2. Clarify your views of which global problems are the most pressing
Goal of this section
In this section, you will think about which issues in the world might most need more attention, and where you might best help.
The goal is to generate a list of 5–15 global issues, roughly in order of priority, and write them down in your worksheet. For example: nuclear security, the possibility of extreme climate change, pandemics, or economic growth. You will also write down a list of key uncertainties about the list you generate.
You don’t necessarily need to have good opportunities to help tackle the problems you identify at this stage. We will discuss your options, taking into account your skillset and other factors, later on in the process.
Why compare global problems
If you want to have an impact, and give everyone’s needs equal consideration, it makes sense to ask what the world most needs, and then figure out how you might best help with that.

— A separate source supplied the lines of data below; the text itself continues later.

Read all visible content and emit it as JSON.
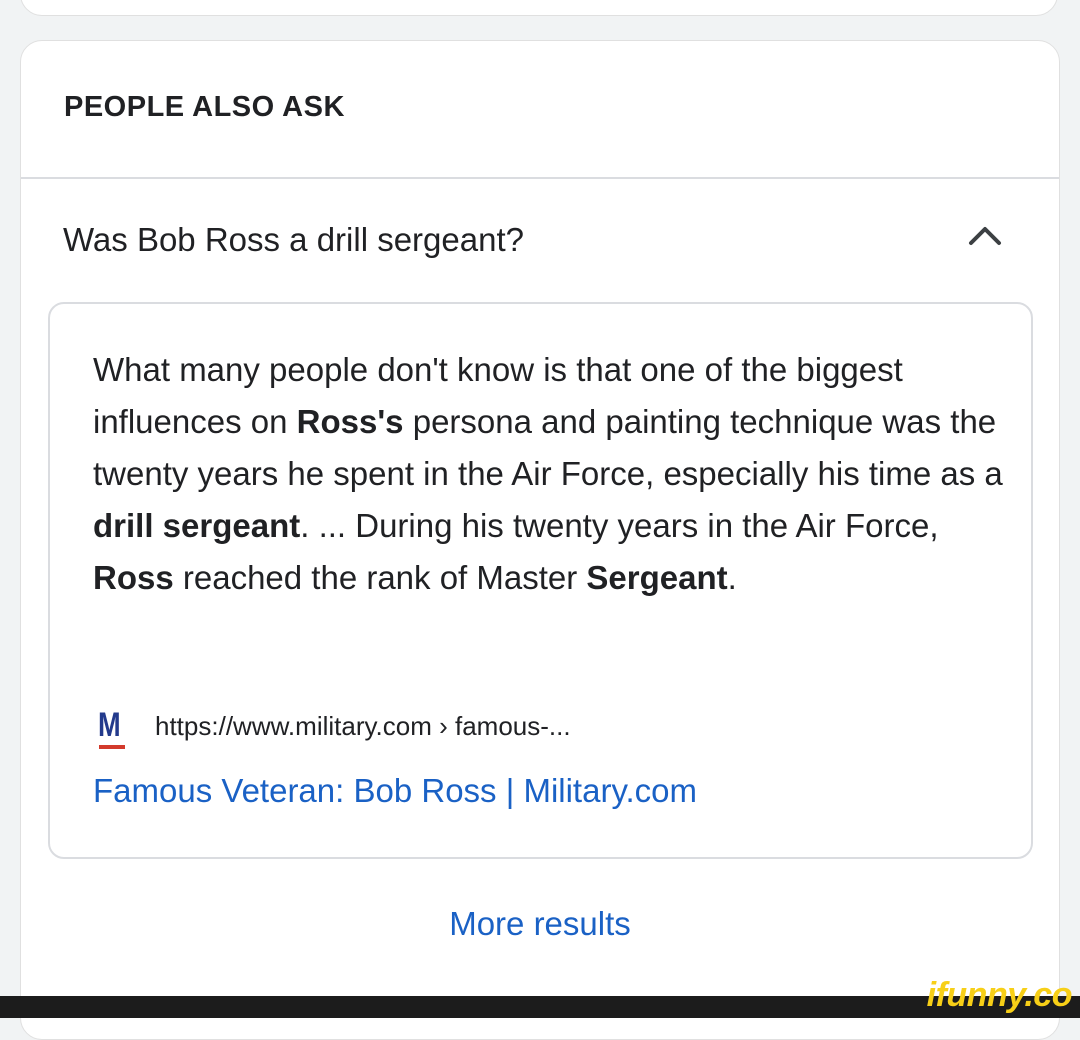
{
  "people_also_ask": {
    "title": "PEOPLE ALSO ASK",
    "question": "Was Bob Ross a drill sergeant?",
    "expanded_icon": "chevron-up-icon",
    "answer": {
      "segments": [
        {
          "text": "What many people don't know is that one of the biggest influences on ",
          "bold": false
        },
        {
          "text": "Ross's",
          "bold": true
        },
        {
          "text": " persona and painting technique was the twenty years he spent in the Air Force, especially his time as a ",
          "bold": false
        },
        {
          "text": "drill sergeant",
          "bold": true
        },
        {
          "text": ". ... During his twenty years in the Air Force, ",
          "bold": false
        },
        {
          "text": "Ross",
          "bold": true
        },
        {
          "text": " reached the rank of Master ",
          "bold": false
        },
        {
          "text": "Sergeant",
          "bold": true
        },
        {
          "text": ".",
          "bold": false
        }
      ]
    },
    "source": {
      "favicon_letter": "M",
      "favicon_color": "#233a8c",
      "favicon_accent": "#d33a2c",
      "url": "https://www.military.com › famous-...",
      "link_title": "Famous Veteran: Bob Ross | Military.com"
    },
    "more_results": "More results"
  },
  "watermark": {
    "text": "ifunny.co",
    "color": "#f7cf17"
  },
  "colors": {
    "link": "#1a61c5",
    "text": "#202124",
    "divider": "#dadce0"
  }
}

We’ll never have a complete answer to this question, but we think it’s worth some serious thought.
Different people will also have different answers due to having different moral views. Here we’ll be talking about what the world most needs given your moral views — and we’ll provide some materials for reflecting on your views later.
There are also a great many global problems that could use more attention, and they all interact. If society were perfectly optimised for a flourishing civilisation, how would people and resources be spread across different global issues?
We might think of the distribution of people and resources across issues as an ideal ‘world portfolio’.
None of us have control of the actual world portfolio, so as individuals, the best we can do is to try to find a way to use our strengths to address one of its biggest gaps, and help the world take a small step towards the ideal.
Unfortunately, the world portfolio is nowhere near efficient: some issues are far bigger than others, and some receive many more resources — and these do not perfectly line up.
When we step back and ask which gaps seem like they most need filling right now — based on our moral views — we think some are over 100 times more pressing than others. Moreover, these others include many of the issues people typically work on.
By this we mean one person working on a top issue — e.g. the risk of an even bigger pandemic than COVID-19 — would (in expectation) have the impact of over 100 people working on a more typical issue — e.g. education in the developed world or animal shelters.
Given these huge differences, we suspect that when it comes to your long-term impact, your choice of issue is ultimately the most important decision you face.
So, we encourage everyone to spend substantial time reflecting on and learning about different global issues at some point in their career. If you could do just one part of this career planning process, reflecting on which problem to focus on and switching your focus based on that reflection probably gets you the largest gains in expected impact.
This is especially true later in your career, since the older you are, the more likely it is you should try to contribute right away.
So why are we suggesting you make a list of issues, rather than picking the single most pressing?
Importantly, you don’t need to pick a single issue to focus on in your career right now.
First, it usually makes sense to consider jobs in a range of problem areas. One reason is that it can be best to pursue progress in an area that you think is less pressing on average, if you find an unusually good opportunity or you’re an unusually good fit for it. We want to make sure your list is long enough to pick up these alternatives.
Second, depending on your situation, it can make sense to focus for a time on gaining transferable career capital — skills, connections, reputation, etc. — and decide which issue to focus on later.
For instance, someone who could become a successful journalist and then use that position to write about whatever issues are most pressing in 10 or 20 years’ time should consider mostly focusing on growing their skills and potential audience for now.
This means that if you’re earlier in your career, or more uncertain about which issue to focus on, you may be able to partially delay your decision of what issue to focus on until you have more information, and plan based on a longer and rougher list of ideas.
That said, we think it’s usually worth spending at least some time learning about which global problems are most pressing as early as you can, because your answers can sometimes have a big effect on which longer-term paths and next steps you should pursue.
Moreover, we think the most mainstream issues are unlikely to be where you can have the most impact, because they’re generally less neglected, and more work on an issue often faces ‘diminishing marginal returns’.
If you don’t think explicitly about problem selection, then you’re likely to end up focusing on more conventional issues, since they’ll be what you’re most likely to come across. But these are unlikely to be your highest-impact options.
We encourage you to create a ranked list of around 10 issues that you think are particularly pressing, which you’ll use later in this process to generate ideas for longer-term paths and next steps.
People also often ask us why we focus on comparing global problems instead of specific interventions, since ultimately we care about effective solutions rather than problems.
The answer is that which interventions seem best changes quickly. Rather than betting on one narrow intervention (e.g. research into aligning recommender systems), we think it’s often better (especially early in your career) to aim at a promising cluster of interventions (e.g. AI technical safety), or perhaps a role that would allow you to contribute to a wide variety of narrow interventions (e.g. science journalist). That’ll help ensure you build knowledge, connections, etc. that will be relevant in the future (read more). When it comes to your next steps later in the process, we’ll focus more on specific interventions.